In 1948, just after his 50th birthday, Zwicky delivered the prestigious Oxford University Halley Lecture. He used the occasion to discuss a concept called morphology, which was first adopted for scientific inquiry by Goethe. A problem solver using the morphological method first defines “all of the parameters that might be of importance” and then matches each parameter with every other parameter to produce a matrix containing “all of the potential solutions.”
“I feel,” Zwicky would later write, “that I have finally found the philosopher’s stone.”
He saw now that it was the morphological impulse that had allowed him to arrive at the extreme concepts of the 1930s—neutron stars, galactic gravitational lensing, supernovas. It was morphology that had guided him during the war years, when he was director of research for Aerojet Engineering and helped develop (among numerous other innovations leading to dozens of patents) the engines that allowed jet-assisted takeoff, the ingenious solution to the problem of how to get a plane off the short runway of an aircraft carrier. And it was morphology that would allow Zwicky to aim for the heavens.

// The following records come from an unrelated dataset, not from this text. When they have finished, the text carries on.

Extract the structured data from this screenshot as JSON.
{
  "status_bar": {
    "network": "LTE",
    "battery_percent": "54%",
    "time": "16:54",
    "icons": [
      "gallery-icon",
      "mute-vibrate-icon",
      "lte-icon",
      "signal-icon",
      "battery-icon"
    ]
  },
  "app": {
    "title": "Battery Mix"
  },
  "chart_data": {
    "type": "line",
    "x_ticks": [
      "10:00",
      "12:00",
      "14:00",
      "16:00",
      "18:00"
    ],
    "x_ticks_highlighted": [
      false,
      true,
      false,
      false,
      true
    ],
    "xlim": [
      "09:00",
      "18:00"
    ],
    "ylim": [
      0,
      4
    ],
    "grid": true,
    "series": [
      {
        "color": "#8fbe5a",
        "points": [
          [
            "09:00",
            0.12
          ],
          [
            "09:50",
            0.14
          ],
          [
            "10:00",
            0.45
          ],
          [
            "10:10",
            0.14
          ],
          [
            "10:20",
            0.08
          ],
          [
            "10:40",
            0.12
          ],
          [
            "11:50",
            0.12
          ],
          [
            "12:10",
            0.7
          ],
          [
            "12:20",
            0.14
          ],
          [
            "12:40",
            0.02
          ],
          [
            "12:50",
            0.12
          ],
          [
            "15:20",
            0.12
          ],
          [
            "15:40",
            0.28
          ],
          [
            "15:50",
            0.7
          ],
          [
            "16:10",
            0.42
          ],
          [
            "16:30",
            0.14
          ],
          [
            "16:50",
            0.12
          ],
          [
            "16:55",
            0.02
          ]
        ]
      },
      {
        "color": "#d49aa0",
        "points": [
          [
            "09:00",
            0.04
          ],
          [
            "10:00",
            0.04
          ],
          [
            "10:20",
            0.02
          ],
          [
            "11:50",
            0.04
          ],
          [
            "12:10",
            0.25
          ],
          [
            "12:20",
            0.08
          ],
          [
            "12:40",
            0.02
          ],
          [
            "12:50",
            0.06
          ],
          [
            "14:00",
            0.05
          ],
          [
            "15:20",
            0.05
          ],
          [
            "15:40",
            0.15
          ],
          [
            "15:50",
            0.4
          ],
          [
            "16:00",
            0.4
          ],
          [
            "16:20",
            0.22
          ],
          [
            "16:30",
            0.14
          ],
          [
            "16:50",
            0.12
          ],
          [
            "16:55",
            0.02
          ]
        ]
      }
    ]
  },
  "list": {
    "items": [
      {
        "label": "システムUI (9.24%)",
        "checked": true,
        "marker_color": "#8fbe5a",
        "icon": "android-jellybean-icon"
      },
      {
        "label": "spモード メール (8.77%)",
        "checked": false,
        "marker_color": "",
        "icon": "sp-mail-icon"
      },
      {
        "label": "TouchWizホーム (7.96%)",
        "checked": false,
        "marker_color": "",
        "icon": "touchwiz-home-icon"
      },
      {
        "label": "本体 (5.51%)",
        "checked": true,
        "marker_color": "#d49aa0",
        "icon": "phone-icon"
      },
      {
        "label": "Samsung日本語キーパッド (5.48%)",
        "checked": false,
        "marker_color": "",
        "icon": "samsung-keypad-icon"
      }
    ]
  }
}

“So far we have been just passive observers for thousands of years,” he once said, contrasting that traditional approach with a new one he called “experimental astronomy,” the direct investigation of celestial bodies. “Shoot the moon,” he counseled, and watch the effects through a telescope on Earth. Shoot the atmosphere of Venus—and Mars, too. And not just shoot. Rearrange. Use nuclear energy to flatten mountains on the moon and to alter the orbits of planets. Nudge Mars closer to the sun and see if it becomes habitable. Nudge the sun itself. Send it and all its gravitationally bound bodies, including Earth, toward a star with habitable planets so we might one day colonize other solar systems.